After announcing just yesterday that he feared imminent political prosecution, billionaire Kremlin critic Alexander Lebedev has been charged with ‘hooliganism motivated by political hatred’ over his role in a fistfight on television last year.  The Moscow Times reports that ‘Lebedev punched [real estate mogul Sergei] Polonsky several times in the face over a perceived slight on the talk show NTVshniki’ (although video of the event reveals two swings, neither of which seems squarely to meet their target).  In any case, the charge is the same as the one used to prosecute Pussy Riot, and if convicted, Lebedev could face up to five years in prison.  He has been asked, and has refused, to sign a document that would prevent him from leaving Russia.
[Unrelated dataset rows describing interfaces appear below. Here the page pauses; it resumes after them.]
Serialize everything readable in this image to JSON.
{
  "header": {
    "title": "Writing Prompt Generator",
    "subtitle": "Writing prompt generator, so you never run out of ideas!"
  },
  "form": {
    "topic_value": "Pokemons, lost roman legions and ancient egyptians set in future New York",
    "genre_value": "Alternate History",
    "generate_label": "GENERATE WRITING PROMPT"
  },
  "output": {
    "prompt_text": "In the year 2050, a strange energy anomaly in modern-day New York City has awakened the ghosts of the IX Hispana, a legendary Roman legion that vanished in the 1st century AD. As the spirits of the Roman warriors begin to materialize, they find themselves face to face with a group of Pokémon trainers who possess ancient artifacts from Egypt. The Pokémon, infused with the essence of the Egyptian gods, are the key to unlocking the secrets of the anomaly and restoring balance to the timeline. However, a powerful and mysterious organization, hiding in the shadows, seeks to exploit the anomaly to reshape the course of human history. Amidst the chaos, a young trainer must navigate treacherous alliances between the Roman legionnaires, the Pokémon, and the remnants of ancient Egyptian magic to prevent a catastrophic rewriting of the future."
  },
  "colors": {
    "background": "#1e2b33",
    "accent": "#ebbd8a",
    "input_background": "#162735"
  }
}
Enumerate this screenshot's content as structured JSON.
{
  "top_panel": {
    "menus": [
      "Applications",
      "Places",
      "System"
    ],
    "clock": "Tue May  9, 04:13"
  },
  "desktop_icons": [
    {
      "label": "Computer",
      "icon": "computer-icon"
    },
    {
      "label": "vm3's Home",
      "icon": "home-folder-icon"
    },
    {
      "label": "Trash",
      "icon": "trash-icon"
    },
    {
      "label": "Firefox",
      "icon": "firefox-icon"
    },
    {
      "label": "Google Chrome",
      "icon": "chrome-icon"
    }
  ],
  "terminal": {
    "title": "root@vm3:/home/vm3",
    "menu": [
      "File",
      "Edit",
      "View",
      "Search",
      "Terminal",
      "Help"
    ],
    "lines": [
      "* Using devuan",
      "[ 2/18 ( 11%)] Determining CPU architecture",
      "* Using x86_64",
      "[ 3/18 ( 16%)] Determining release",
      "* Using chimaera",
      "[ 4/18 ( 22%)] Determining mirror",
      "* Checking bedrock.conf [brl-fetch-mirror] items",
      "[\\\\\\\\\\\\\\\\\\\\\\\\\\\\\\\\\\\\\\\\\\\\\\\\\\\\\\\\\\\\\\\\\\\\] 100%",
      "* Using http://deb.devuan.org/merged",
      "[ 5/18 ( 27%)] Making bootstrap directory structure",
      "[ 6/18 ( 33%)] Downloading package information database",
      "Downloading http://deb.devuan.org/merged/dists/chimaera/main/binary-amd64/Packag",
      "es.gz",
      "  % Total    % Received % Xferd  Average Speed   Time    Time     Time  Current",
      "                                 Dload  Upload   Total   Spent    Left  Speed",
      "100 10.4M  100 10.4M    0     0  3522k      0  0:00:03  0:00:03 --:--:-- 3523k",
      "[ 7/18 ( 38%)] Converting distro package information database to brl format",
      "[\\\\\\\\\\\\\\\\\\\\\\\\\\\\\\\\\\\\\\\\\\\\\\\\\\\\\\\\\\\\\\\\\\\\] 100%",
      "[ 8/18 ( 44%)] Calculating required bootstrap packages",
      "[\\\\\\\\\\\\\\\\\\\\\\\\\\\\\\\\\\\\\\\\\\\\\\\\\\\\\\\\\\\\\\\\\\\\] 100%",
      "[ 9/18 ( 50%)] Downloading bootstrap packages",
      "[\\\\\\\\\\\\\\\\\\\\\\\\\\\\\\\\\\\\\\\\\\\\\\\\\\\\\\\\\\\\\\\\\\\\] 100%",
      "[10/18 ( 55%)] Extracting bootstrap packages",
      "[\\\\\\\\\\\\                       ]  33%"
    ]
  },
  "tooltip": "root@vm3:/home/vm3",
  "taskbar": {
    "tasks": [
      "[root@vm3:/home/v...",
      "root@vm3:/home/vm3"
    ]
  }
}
If there is any doubt about the political nature of these charges, there are two important things to note: first, that Lebedev’s National Reserve Bank has agreed to put out a debit card that will see a part of all expenditures donated to Alexei Navalny’s anti-corruption project, RosPil; second, that Navalny is the opposition’s most likely candidate to run in a future presidential election, and that he too has been charged (with economic crimes) and faces jail.  These new charges against Lebedev are part of the Kremlin’s current offensive on all dissenting voices.

Lebedev’s lawyer, Genri Reznik, says the charges against the media magnate were ‘absolutely made up’, and that his client ‘has many ‘sins’ (in the eyes of the Kremlin)’.  Lebedev has also claimed that he is the subject of a harassment campaign:

“They are hoping I will leave the country,” Lebedev said. “It’s a standard procedure: first they go against your business, then second is a smear campaign and third is the most threatening weapon – first the threat of prison and then, if you don’t emigrate, you go to trial on some fabricated case.”

PHOTO: Alexander Lebedev, chairman of Russia’s National Reserve Corporation, attends an interview with Reuters journalists in Moscow September 25, 2012. REUTERS/Maxim Shemetov